17:  Rehorek, S.J., E.J. Legenzoff, K. Carmody, T.D. Smith and J.C. Sedlmayr, 2005. Alligator tears: Areevaluation of the lacrimal apparatus of the crocodilians. J. Morphol., 266: 298-308.

18:  Romanes, G.J., 1986. Gunninghams Manual of Practical Anatomy. 15th Edn., ELBS Oxford University Press, Oxford.

19:  Saber, A.S. and F.M. Makady, 1987. Anatomical and clinical studies on the lacrimal system in camel(Camelus dromedaries). Assuit. Vet. Med. J., 19: 17-21.

20:  Sapienza, J.S., R. Isaza, R.D. Johnson and T.R. Miller, 1992. Anatomic and radiographic study of the lacrimal apparatus of llamas. Am. J. Vet. Res., 53: 1007-1009.
PubMed  |  

21:  Getty, R., 1975. Sisson and Grossman's the Anatomy of the Domestic Animals. 5th Edn., Vol. 1, W.B. Saunders Company, New York, ISBN: 0-7216-4102-4, pp: 1024-1063.

22:  Shadkhast, M., A.S. Bigham, N. Vajdi and Z. Shafiei, 2008. Lacrimal apparatus system in goat (Capra aegagrus hircus): Anatomical and radiological study. AJAVA., 3: 457-460.
CrossRef  |  Direct Link  |  

23:  Shokry, M., M.A. Abdel Hamid and A.S. Ahmed et al., 1987. Radiography of the nasolacrimal duct in the dromedary (Camelus Dromedarius). J. Zoo. Anim. Med., 18: 94-95.

24:  Theoret, C.L., B.H. Grahn and P.B. Fretz, 1997. Incomplete nasomaxillary dysplasia in a foal.
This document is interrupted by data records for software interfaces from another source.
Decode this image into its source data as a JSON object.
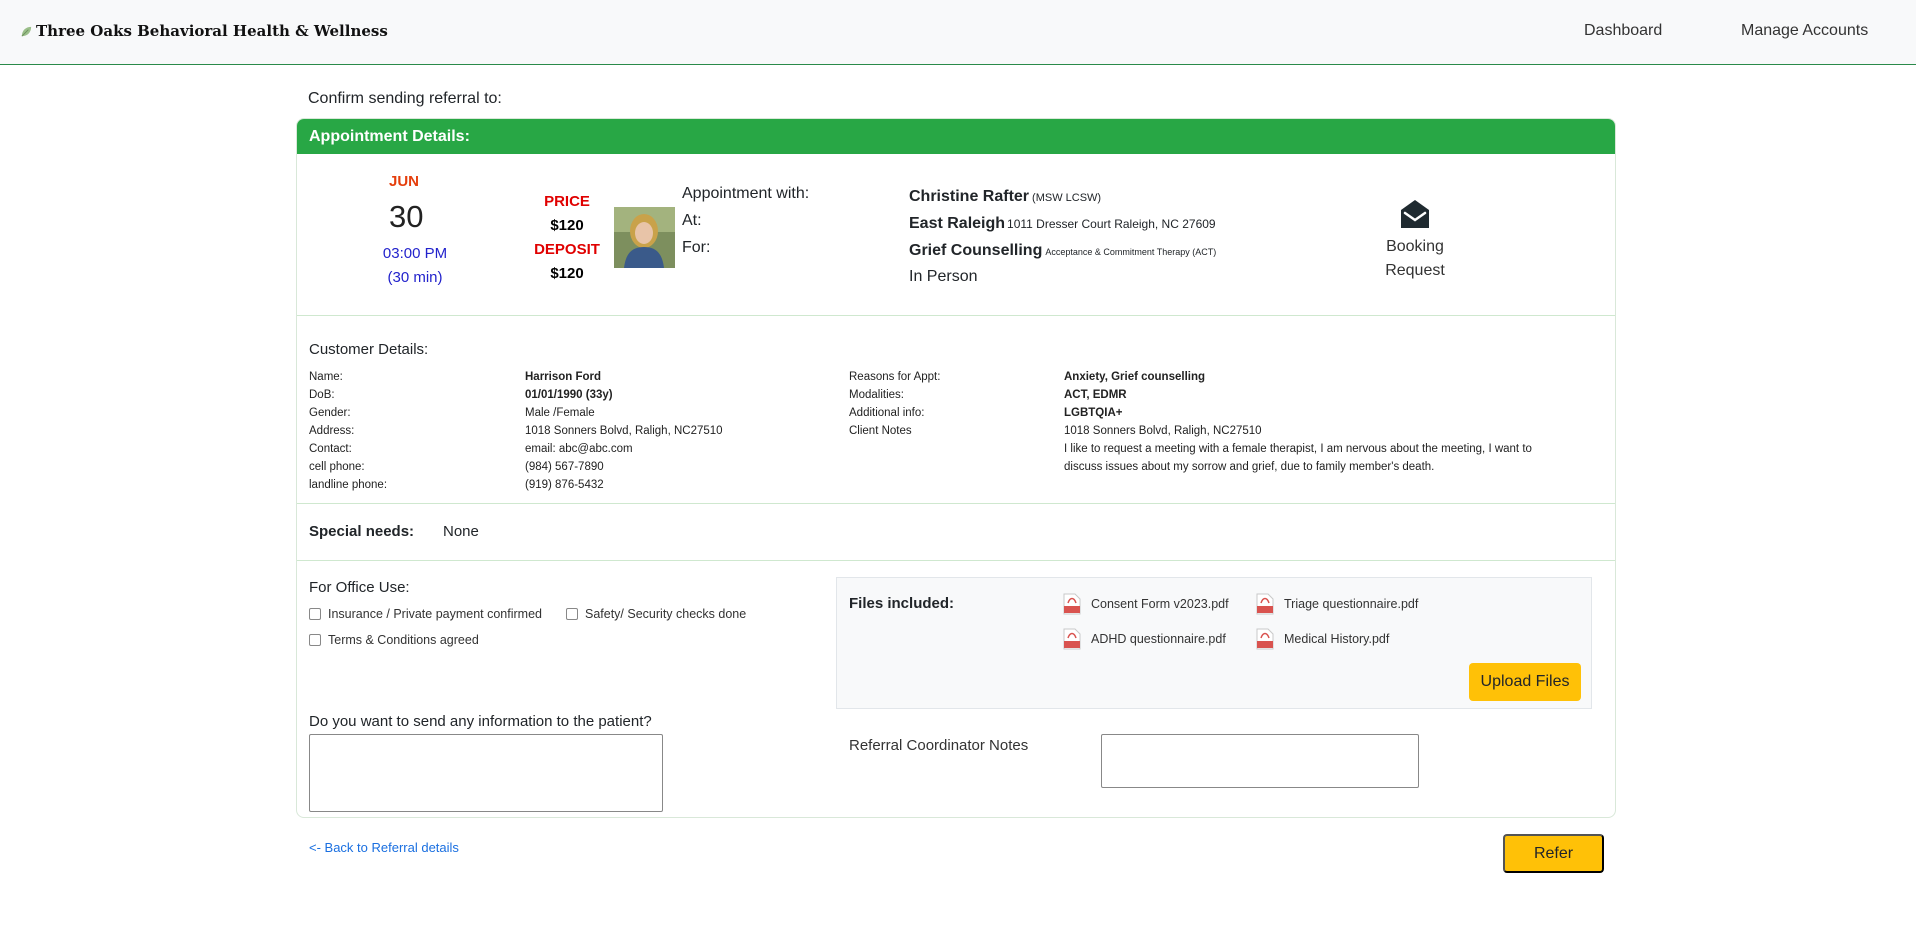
{
  "navbar": {
    "brand": "Three Oaks Behavioral Health & Wellness",
    "links": [
      "Dashboard",
      "Manage Accounts"
    ]
  },
  "page": {
    "confirm_title": "Confirm sending referral to:",
    "card_header": "Appointment Details:"
  },
  "appointment": {
    "month": "JUN",
    "day": "30",
    "time": "03:00 PM",
    "duration": "(30 min)",
    "price_label": "PRICE",
    "price": "$120",
    "deposit_label": "DEPOSIT",
    "deposit": "$120",
    "with_label": "Appointment with:",
    "at_label": "At:",
    "for_label": "For:",
    "provider_name": "Christine Rafter",
    "provider_credentials": "(MSW LCSW)",
    "location_name": "East Raleigh",
    "location_address": "1011 Dresser Court Raleigh, NC 27609",
    "service": "Grief Counselling",
    "service_detail": "Acceptance & Commitment Therapy (ACT)",
    "mode": "In Person",
    "booking_line1": "Booking",
    "booking_line2": "Request"
  },
  "customer": {
    "title": "Customer Details:",
    "left_labels": [
      "Name:",
      "DoB:",
      "Gender:",
      "Address:",
      "Contact:",
      "cell phone:",
      "landline phone:"
    ],
    "left_values": [
      "Harrison Ford",
      "01/01/1990 (33y)",
      "Male /Female",
      "1018 Sonners Bolvd, Raligh, NC27510",
      "email: abc@abc.com",
      "(984) 567-7890",
      "(919) 876-5432"
    ],
    "right_labels": [
      "Reasons for Appt:",
      "Modalities:",
      "Additional info:",
      "Client Notes"
    ],
    "right_values": [
      "Anxiety, Grief counselling",
      "ACT, EDMR",
      "LGBTQIA+",
      "1018 Sonners Bolvd, Raligh, NC27510"
    ],
    "client_note_line1": "I like to request a meeting with a female therapist, I am nervous about the meeting, I want to",
    "client_note_line2": "discuss issues about my sorrow and grief, due to family member's death."
  },
  "special_needs": {
    "label": "Special needs:",
    "value": "None"
  },
  "office": {
    "title": "For Office Use:",
    "checks": [
      "Insurance / Private payment confirmed",
      "Safety/ Security checks done",
      "Terms & Conditions agreed"
    ]
  },
  "files": {
    "title": "Files included:",
    "items": [
      "Consent Form v2023.pdf",
      "Triage questionnaire.pdf",
      "ADHD questionnaire.pdf",
      "Medical History.pdf"
    ],
    "upload_label": "Upload Files"
  },
  "messages": {
    "patient_question": "Do you want to send any information to the patient?",
    "notes_label": "Referral Coordinator Notes"
  },
  "footer": {
    "back_link": "<- Back to Referral details",
    "refer_label": "Refer"
  }
}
Can.Vet. J., 38: 445-447.
Direct Link  |  

25:  Wilkie, D.A. and D.M. Rings, 1990. Repair of anomalous nasolacrimal duct in a bull by use of conjunctivorhinostomy. J. Am. Vet. Med. Assoc., 196: 1647-1650.
PubMed  |  
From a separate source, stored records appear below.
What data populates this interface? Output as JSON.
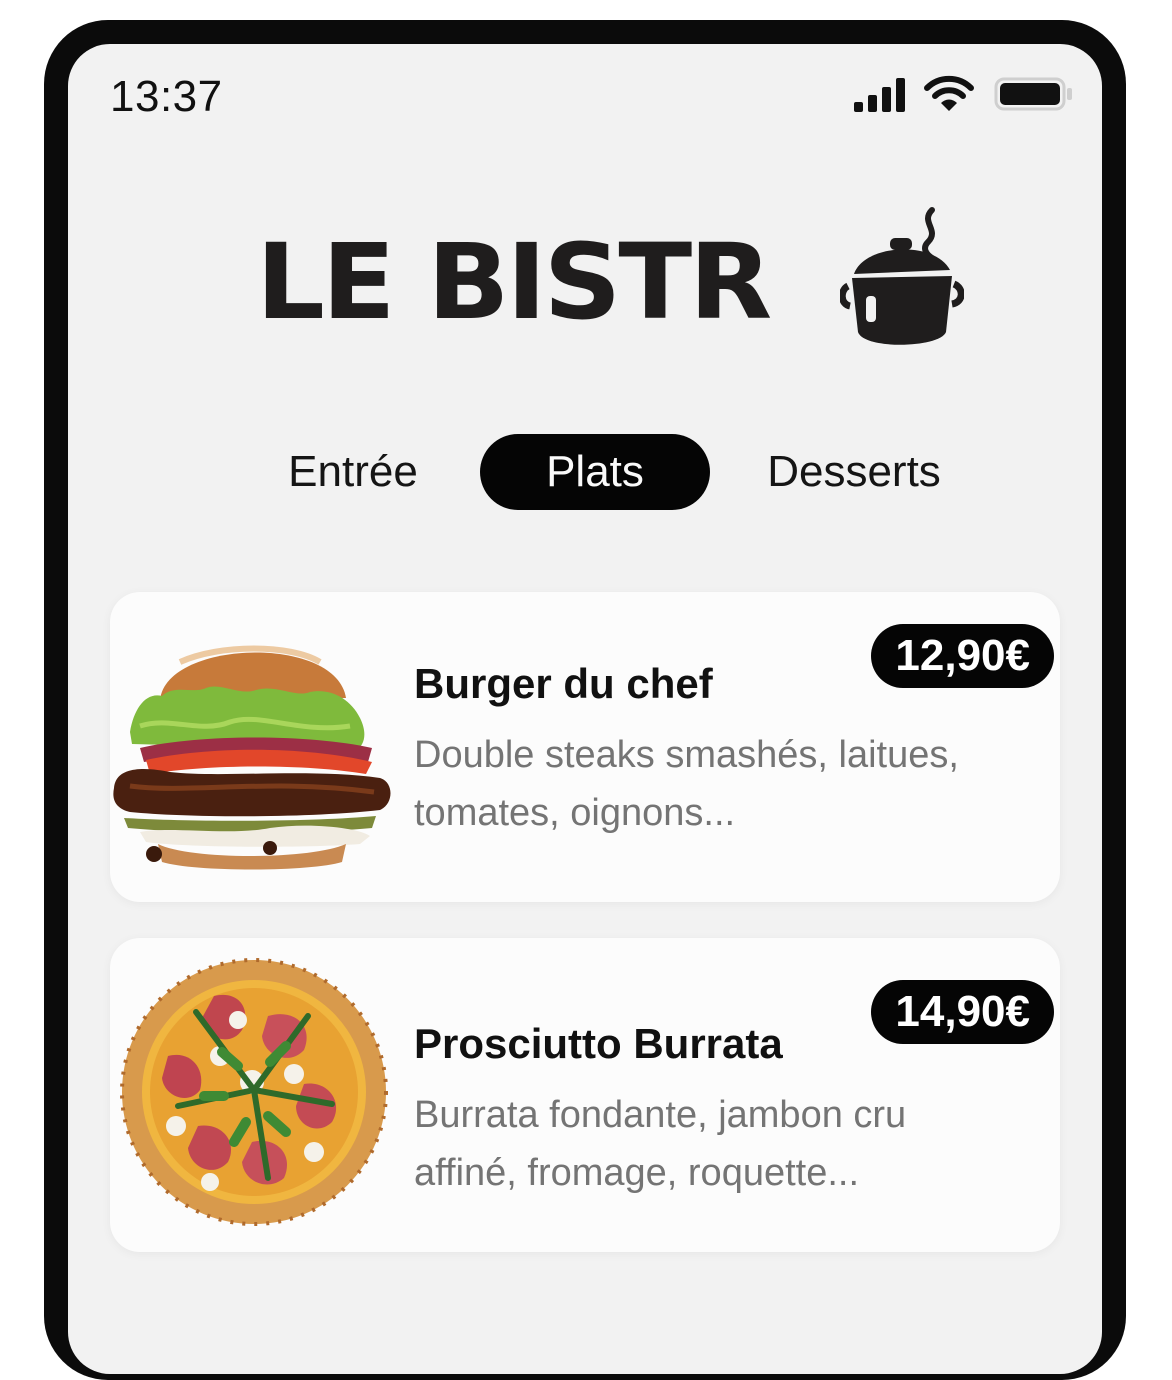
{
  "status_bar": {
    "time": "13:37",
    "icons": [
      "cellular-signal-icon",
      "wifi-icon",
      "battery-icon"
    ]
  },
  "header": {
    "logo_text": "LE BISTR",
    "logo_icon": "cooking-pot-icon"
  },
  "tabs": [
    {
      "label": "Entrée",
      "selected": false
    },
    {
      "label": "Plats",
      "selected": true
    },
    {
      "label": "Desserts",
      "selected": false
    }
  ],
  "dishes": [
    {
      "name": "Burger du chef",
      "description": "Double steaks smashés, laitues, tomates, oignons...",
      "price": "12,90€",
      "image": "burger-image"
    },
    {
      "name": "Prosciutto Burrata",
      "description": "Burrata fondante, jambon cru affiné, fromage, roquette...",
      "price": "14,90€",
      "image": "pizza-image"
    }
  ],
  "colors": {
    "background": "#f2f2f2",
    "frame": "#0b0b0b",
    "card": "#fcfcfc",
    "accent": "#050505",
    "description_text": "#747474"
  }
}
26:  Zaid, A.J., G. Ghadiry and A. Shareeha, 1991. Camel in the Arabic Nation. 1st Edn., Omer Elmukhtar University, Elbaydaa.

©  2021 Science Alert. All Rights Reserved